The old man smiled at this thought but even as it lingered in his eyes he stared out across the red sand-sea of Erg Chebbi.
‘I don’t work the boats any longer,’ he confided. ‘Two years ago I lost my best friend to the ocean.’
Abdul, by his own account, had seen and survived storms and ten metre swells without issue but this loss had come, as so many do, out of the blue. ‘We were working the lines, letting out the nets and we had to jam the spool with an iron bar,’ he reminisced. ‘I was standing next to my friend, my brother, and he asked me to pass the bar. I turn to fetch it and when I turn back he was gone.’
‘The line caught his clothes. Dragged him away and pulled him under. I tried to jump in to help but the crew pulled me back. “Is it better to lose one man or both?” they asked.
‘Inshallah.’ he shrugged. ‘I cried but I did not follow him. To turn the boat around we would have had to take in the nets. That would have taken a half hour. We didn’t even look for him. The Atlantic, fuck.’
We met again the next day to see what, if any, progress there had been. A replacement gasket had indeed been located – in Casablanca. We were informed this would take at least a couple of days to arrive, seeing as this was undoubtably a massive understatement being, as we were, in Africa. Having both agreed on a contribution we were happy to pay and began to plan our now overdue departure.
Had the owner demanded payment rather than ask for a contribution we would have gone with our host’s original advice on the matter; ‘If is small problem, you help. If is big problem with engine, fuck them.’ Instead, not wanting to see Abdul out of pocket for his help, I left my part with the hostel and laid the issue to rest in my mind.

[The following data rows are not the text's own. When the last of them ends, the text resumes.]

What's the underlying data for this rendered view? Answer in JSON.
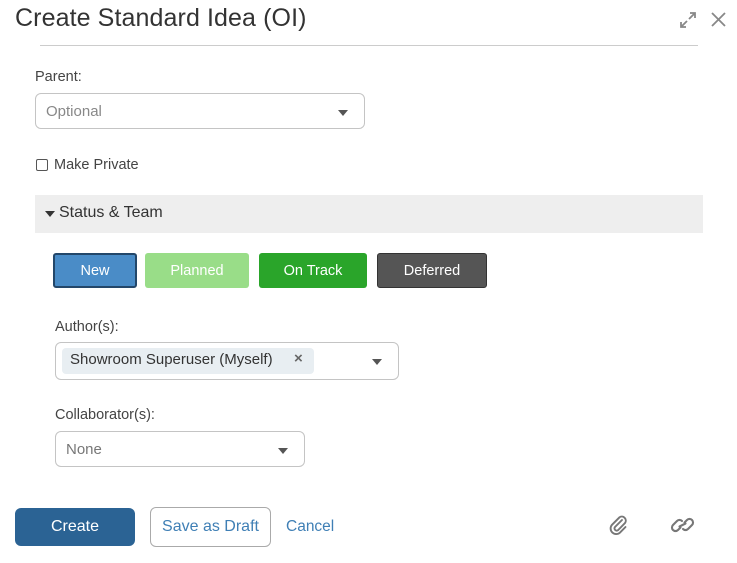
{
  "dialog": {
    "title": "Create Standard Idea (OI)"
  },
  "form": {
    "parent_label": "Parent:",
    "parent_placeholder": "Optional",
    "make_private_label": "Make Private",
    "make_private_checked": false
  },
  "status_team": {
    "section_title": "Status & Team",
    "status_buttons": [
      {
        "label": "New",
        "color": "#4a8cc7",
        "selected": true
      },
      {
        "label": "Planned",
        "color": "#99dd88",
        "selected": false
      },
      {
        "label": "On Track",
        "color": "#2aa52a",
        "selected": false
      },
      {
        "label": "Deferred",
        "color": "#555555",
        "selected": false
      }
    ],
    "authors_label": "Author(s):",
    "authors": [
      {
        "name": "Showroom Superuser (Myself)"
      }
    ],
    "collaborators_label": "Collaborator(s):",
    "collaborators_value": "None"
  },
  "footer": {
    "create_label": "Create",
    "save_draft_label": "Save as Draft",
    "cancel_label": "Cancel",
    "attach_icon": "paperclip-icon",
    "link_icon": "link-icon"
  },
  "colors": {
    "primary": "#2b6394",
    "link": "#3f7fb5"
  }
}
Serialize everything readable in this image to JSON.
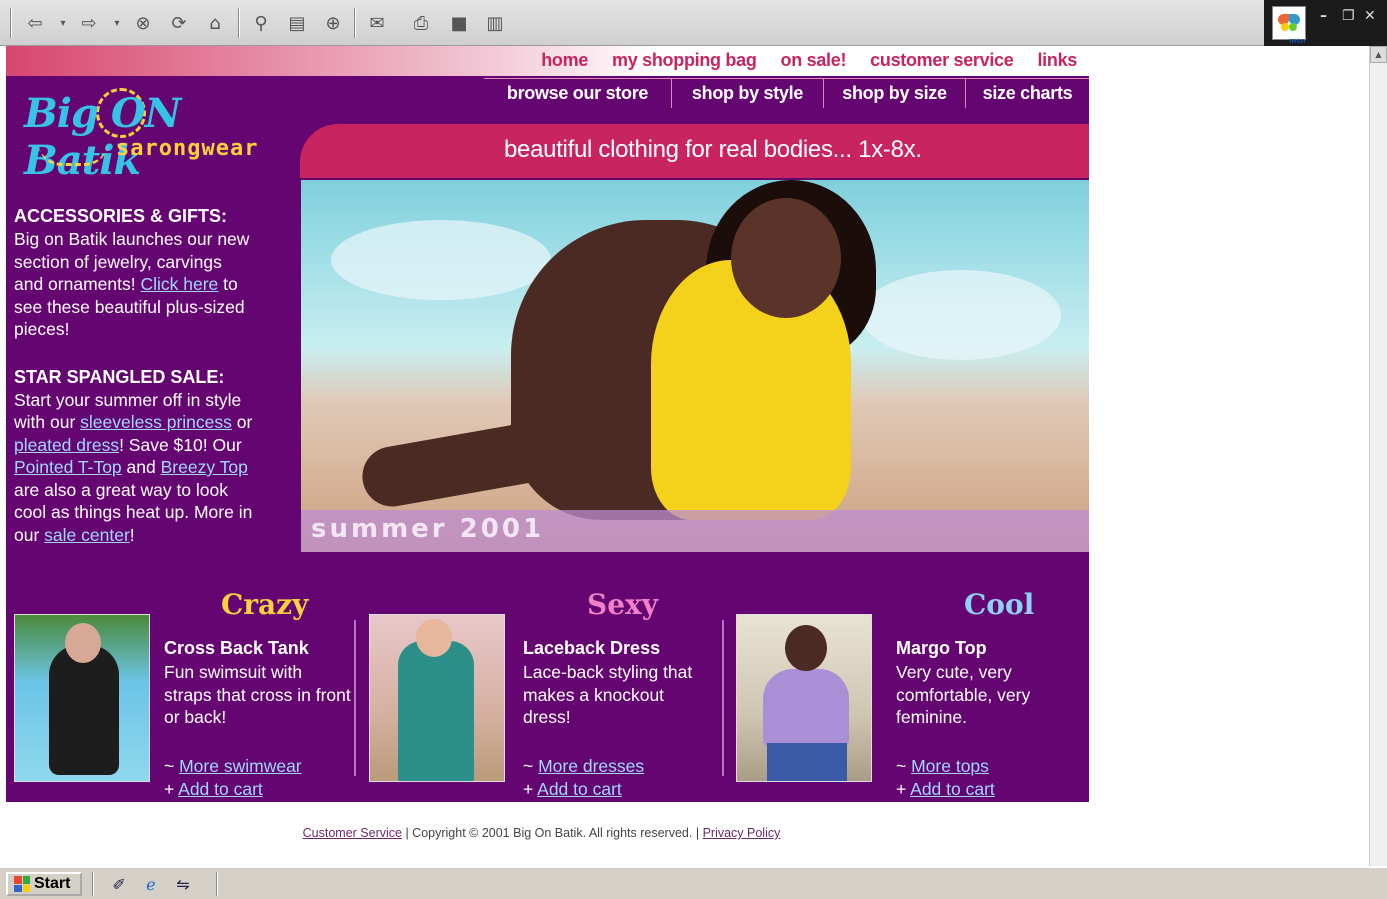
{
  "browser": {
    "toolbar_icons": [
      "back-arrow-icon",
      "forward-arrow-icon",
      "stop-icon",
      "refresh-icon",
      "home-icon",
      "search-icon",
      "favorites-icon",
      "history-icon",
      "mail-icon",
      "print-icon",
      "edit-icon",
      "discuss-icon"
    ],
    "glyphs": {
      "back": "⇦",
      "forward": "⇨",
      "stop": "⊗",
      "refresh": "⟳",
      "home": "⌂",
      "search": "⚲",
      "favorites": "▤",
      "history": "⊕",
      "mail": "✉",
      "print": "⎙",
      "edit": "■",
      "discuss": "▥"
    },
    "msn_label": "msn",
    "window_controls": {
      "minimize": "–",
      "restore": "❐",
      "close": "✕"
    }
  },
  "topnav": [
    "home",
    "my shopping bag",
    "on sale!",
    "customer service",
    "links"
  ],
  "subnav": [
    "browse our store",
    "shop by style",
    "shop by size",
    "size charts"
  ],
  "logo": {
    "line1": "Big ON Batik",
    "line2": "sarongwear"
  },
  "banner": "beautiful clothing for real bodies... 1x-8x.",
  "hero_label": "summer 2001",
  "sidebar": {
    "accessories": {
      "title": "ACCESSORIES & GIFTS:",
      "text1": "Big on Batik launches our new section of jewelry, carvings and ornaments!",
      "link": "Click here",
      "text2": "to see these beautiful plus-sized pieces!"
    },
    "sale": {
      "title": "STAR SPANGLED SALE:",
      "text1": "Start your summer off in style with our",
      "link1": "sleeveless princess",
      "text2": "or",
      "link2": "pleated dress",
      "text3": "! Save $10! Our",
      "link3": "Pointed T-Top",
      "text4": "and",
      "link4": "Breezy Top",
      "text5": "are also a great way to look cool as things heat up. More in our",
      "link5": "sale center",
      "text6": "!"
    }
  },
  "products": [
    {
      "tag": "Crazy",
      "tag_color": "#f6d23b",
      "name": "Cross Back Tank",
      "desc": "Fun swimsuit with straps that cross in front or back!",
      "more_prefix": "~",
      "more": "More swimwear",
      "add_prefix": "+",
      "add": "Add to cart"
    },
    {
      "tag": "Sexy",
      "tag_color": "#f080c8",
      "name": "Laceback Dress",
      "desc": "Lace-back styling that makes a knockout dress!",
      "more_prefix": "~",
      "more": "More dresses",
      "add_prefix": "+",
      "add": "Add to cart"
    },
    {
      "tag": "Cool",
      "tag_color": "#8fd0f5",
      "name": "Margo Top",
      "desc": "Very cute, very comfortable, very feminine.",
      "more_prefix": "~",
      "more": "More tops",
      "add_prefix": "+",
      "add": "Add to cart"
    }
  ],
  "footer": {
    "link1": "Customer Service",
    "copyright": "| Copyright © 2001 Big On Batik. All rights reserved. |",
    "link2": "Privacy Policy"
  },
  "taskbar": {
    "start": "Start"
  },
  "colors": {
    "purple": "#650571",
    "magenta": "#c8245f",
    "link": "#9fd7ff"
  }
}
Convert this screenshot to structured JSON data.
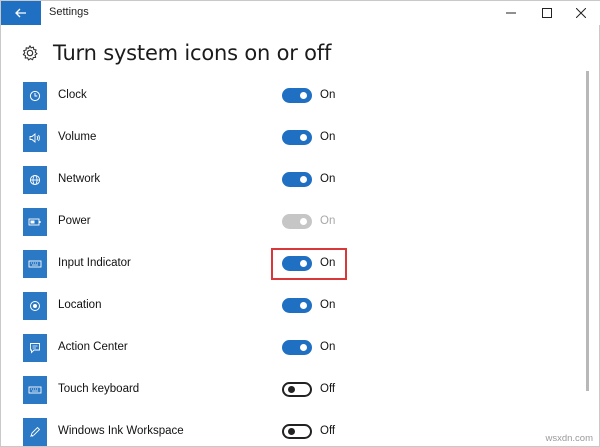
{
  "window": {
    "title": "Settings"
  },
  "header": {
    "title": "Turn system icons on or off"
  },
  "items": [
    {
      "label": "Clock",
      "state": "On",
      "status": "on",
      "icon": "clock-icon"
    },
    {
      "label": "Volume",
      "state": "On",
      "status": "on",
      "icon": "speaker-icon"
    },
    {
      "label": "Network",
      "state": "On",
      "status": "on",
      "icon": "globe-icon"
    },
    {
      "label": "Power",
      "state": "On",
      "status": "disabled",
      "icon": "battery-icon"
    },
    {
      "label": "Input Indicator",
      "state": "On",
      "status": "on",
      "icon": "keyboard-icon"
    },
    {
      "label": "Location",
      "state": "On",
      "status": "on",
      "icon": "location-icon"
    },
    {
      "label": "Action Center",
      "state": "On",
      "status": "on",
      "icon": "action-center-icon"
    },
    {
      "label": "Touch keyboard",
      "state": "Off",
      "status": "off",
      "icon": "keyboard-icon"
    },
    {
      "label": "Windows Ink Workspace",
      "state": "Off",
      "status": "off",
      "icon": "pen-icon"
    }
  ],
  "colors": {
    "accent": "#1f6fc3",
    "tile": "#2b78c4",
    "highlight": "#d9383a"
  },
  "watermark": "wsxdn.com"
}
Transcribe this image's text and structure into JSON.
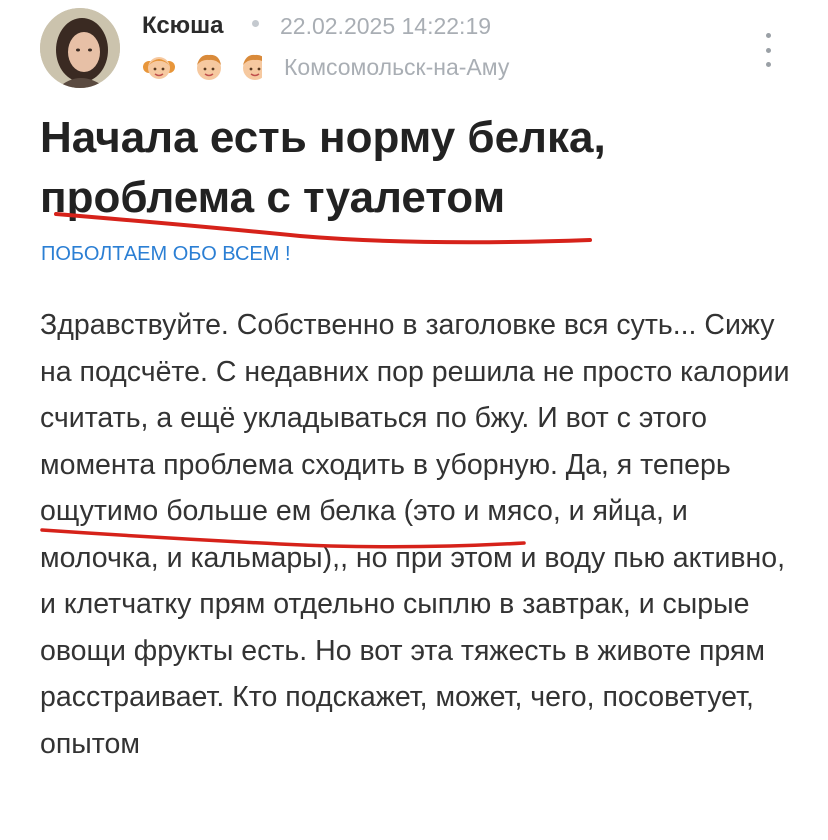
{
  "post": {
    "author": "Ксюша",
    "date": "22.02.2025 14:22:19",
    "city": "Комсомольск-на-Аму",
    "badges": [
      "girl-face-icon",
      "boy-face-icon",
      "boy-face-icon"
    ],
    "title": "Начала есть норму белка, проблема с туалетом",
    "category": "ПОБОЛТАЕМ ОБО ВСЕМ !",
    "body": "Здравствуйте. Собственно в заголовке вся суть... Сижу на подсчёте. С недавних пор решила не просто калории считать, а ещё укладываться по бжу. И вот с этого момента проблема сходить в уборную. Да, я теперь ощутимо больше ем белка (это и мясо, и яйца, и молочка, и кальмары),, но при этом и воду пью активно, и клетчатку прям отдельно сыплю в завтрак, и сырые овощи фрукты есть. Но вот эта тяжесть в животе прям расстраивает. Кто подскажет, может, чего, посоветует, опытом"
  },
  "menu_icon": "more-vertical-icon",
  "colors": {
    "title": "#222222",
    "link": "#2b7fd4",
    "meta": "#a9aeb4",
    "annotation": "#d6221a"
  }
}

If that was the conclusion of this little tale it would have restored some of my faith in Morocco. Yet unfortunately I found myself hounded onto the bus with demands of the original rental fee on top of the wedge, by local standards, I’d already handed over. This, I suspect, is the fundamental problem with Morocco – the country has a lot to give and is happy to do so but make no mistake it expects something, often a disproportionate amount, in return.